Fearlessness, Not War
Practicing fearlessness means that we first eliminate the poverty, terrorism, and war that rages inside of us. We eliminate our addiction to being right and fix our perception of every problem within us before we actually attempt the problem itself.
Many years ago, in their struggle to overcome their perceived scarcity, England and France attacked each other again and again. They cut down so many of their trees to build warships in order to battle each other for power and riches that, as a result, they deforested their countries, actually ending up with fewer resources for everyone. Had they recognized that they were the ones creating their feeling of scarcity, they could have found a more productive way to make sure that they had what they truly needed.
We, too, tend to overlook the price of waging a battle and instead focus on how we can get a bigger chunk of the pie.

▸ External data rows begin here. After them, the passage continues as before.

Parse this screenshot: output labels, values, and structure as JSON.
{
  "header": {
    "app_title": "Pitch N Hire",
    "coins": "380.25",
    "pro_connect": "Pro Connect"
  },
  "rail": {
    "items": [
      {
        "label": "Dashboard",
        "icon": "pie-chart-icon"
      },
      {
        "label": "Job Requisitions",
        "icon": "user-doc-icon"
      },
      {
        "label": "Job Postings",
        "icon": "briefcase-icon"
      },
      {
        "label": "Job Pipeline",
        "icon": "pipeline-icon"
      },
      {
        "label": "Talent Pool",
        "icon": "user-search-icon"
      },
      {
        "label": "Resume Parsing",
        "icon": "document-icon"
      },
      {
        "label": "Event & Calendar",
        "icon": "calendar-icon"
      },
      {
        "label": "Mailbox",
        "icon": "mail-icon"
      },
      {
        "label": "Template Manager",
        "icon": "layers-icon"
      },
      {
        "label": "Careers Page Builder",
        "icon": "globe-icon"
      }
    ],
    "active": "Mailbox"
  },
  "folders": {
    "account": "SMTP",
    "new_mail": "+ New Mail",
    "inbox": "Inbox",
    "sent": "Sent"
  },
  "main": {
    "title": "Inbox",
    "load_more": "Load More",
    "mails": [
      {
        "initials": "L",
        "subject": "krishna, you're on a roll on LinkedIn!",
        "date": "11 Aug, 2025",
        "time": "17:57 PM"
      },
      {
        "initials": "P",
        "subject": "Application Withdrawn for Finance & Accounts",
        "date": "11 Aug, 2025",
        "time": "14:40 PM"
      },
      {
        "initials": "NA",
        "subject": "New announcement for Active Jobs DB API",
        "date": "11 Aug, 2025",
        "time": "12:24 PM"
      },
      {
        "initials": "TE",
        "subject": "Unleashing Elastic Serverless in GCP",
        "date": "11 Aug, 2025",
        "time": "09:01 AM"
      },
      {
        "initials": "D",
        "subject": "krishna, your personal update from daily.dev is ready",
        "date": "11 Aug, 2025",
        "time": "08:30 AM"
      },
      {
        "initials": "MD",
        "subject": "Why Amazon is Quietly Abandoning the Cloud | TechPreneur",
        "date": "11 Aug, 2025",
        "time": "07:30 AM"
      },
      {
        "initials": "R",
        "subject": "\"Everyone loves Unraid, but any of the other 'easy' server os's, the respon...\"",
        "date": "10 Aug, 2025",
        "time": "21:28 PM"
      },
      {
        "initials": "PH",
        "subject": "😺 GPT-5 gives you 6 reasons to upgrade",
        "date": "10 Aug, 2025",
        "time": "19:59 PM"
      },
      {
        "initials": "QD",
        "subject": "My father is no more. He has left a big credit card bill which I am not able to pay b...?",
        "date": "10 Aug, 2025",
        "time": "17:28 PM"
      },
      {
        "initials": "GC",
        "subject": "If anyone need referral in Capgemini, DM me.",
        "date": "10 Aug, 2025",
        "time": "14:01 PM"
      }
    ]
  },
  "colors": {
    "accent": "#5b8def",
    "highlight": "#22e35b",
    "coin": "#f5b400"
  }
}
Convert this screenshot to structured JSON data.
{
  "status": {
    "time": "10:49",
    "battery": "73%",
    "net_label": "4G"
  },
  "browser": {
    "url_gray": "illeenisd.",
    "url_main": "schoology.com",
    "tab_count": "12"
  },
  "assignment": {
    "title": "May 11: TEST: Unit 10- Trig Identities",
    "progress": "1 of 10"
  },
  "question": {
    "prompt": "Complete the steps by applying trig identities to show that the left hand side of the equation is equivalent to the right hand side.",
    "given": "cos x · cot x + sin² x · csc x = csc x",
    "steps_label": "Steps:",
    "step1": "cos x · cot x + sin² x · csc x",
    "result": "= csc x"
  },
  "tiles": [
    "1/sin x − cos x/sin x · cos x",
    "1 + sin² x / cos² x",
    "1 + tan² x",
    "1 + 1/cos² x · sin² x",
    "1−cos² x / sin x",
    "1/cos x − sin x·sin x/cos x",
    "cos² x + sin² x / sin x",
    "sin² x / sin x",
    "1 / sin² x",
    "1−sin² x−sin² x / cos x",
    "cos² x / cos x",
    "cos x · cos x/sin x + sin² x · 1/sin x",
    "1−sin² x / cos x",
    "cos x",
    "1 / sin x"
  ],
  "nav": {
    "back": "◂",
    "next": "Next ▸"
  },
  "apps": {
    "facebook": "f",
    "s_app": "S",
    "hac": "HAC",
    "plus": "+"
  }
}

We don’t like to think of ourselves as greedy―we’re just cautious, building up a nest egg so that we will never feel insecure again. Of course, we never reach this point because looking for security in marriage, the stock market, the workplace, real estate, or anything else material never quite manages to make us feel safe.
Luminous warriors build collaborative relationships with others instead of trying to conquer them; consequently, we get much closer to finding common ground and solutions to our mutual problems. Instead of clinging to our belief that we won’t have enough or that we’ll be taken advantage of, we bravely extend trust and find win-win solutions. This seems naive, of course, and part of us says that real life doesn’t work this way. But the most successful organisms in nature are the result of collaborations. Even the human body is the product of a dozen organs and many different kinds of tissues working together.
We no longer have to buy into the false evidence that we have enemies we must continually battle and subdue. It’s this mentality that leads us to get into shouting matches with the driver who takes “our” parking space, or to insist that our partner deliberately didn’t unload the dishwasher in order to drive us crazy. Now we don’t have to extend total trust to every person we come across or deny the danger of letting criminals run loose in the world-but we also don’t have to walk through life with a sword drawn, ready to vanquish the accidentally inconsiderate.
As luminous warriors, we open our eyes so that we can see in others the capacity for peace, even if they aren’t expressing it. Some psychologists would say that we project our dark side (our shadows) onto others, creating adversaries in order to avoid looking into our own unhealed selves. Yet making others wrong distracts us from the power we have to eliminate our own potential for being bullies and prevents us from accessing our creative, healing energy/which we can use to dream a better world.
When we practice fearlessness, we don’t have to create enemies or obsess about “bad guys” in order to feel reassured that we’re always righteous victims. It may seem strange that we would talk ourselves into feeling weak, but this works very well for us psychologically. If we see ourselves as victims, we excuse ourselves from any further sacrifices.
When we perceive at the level of serpent or jaguar instead of hummingbird, we focus on our adversaries and all their crimes against us, thus forgetting to ask the powerful question, What’s the opportunity for creating abundance and healing here? At hummingbird, we try to find creative ways to negotiate with the people we disagree with, and we don’t ignore our common ground because we become stuck in the belief that we’re the good guys.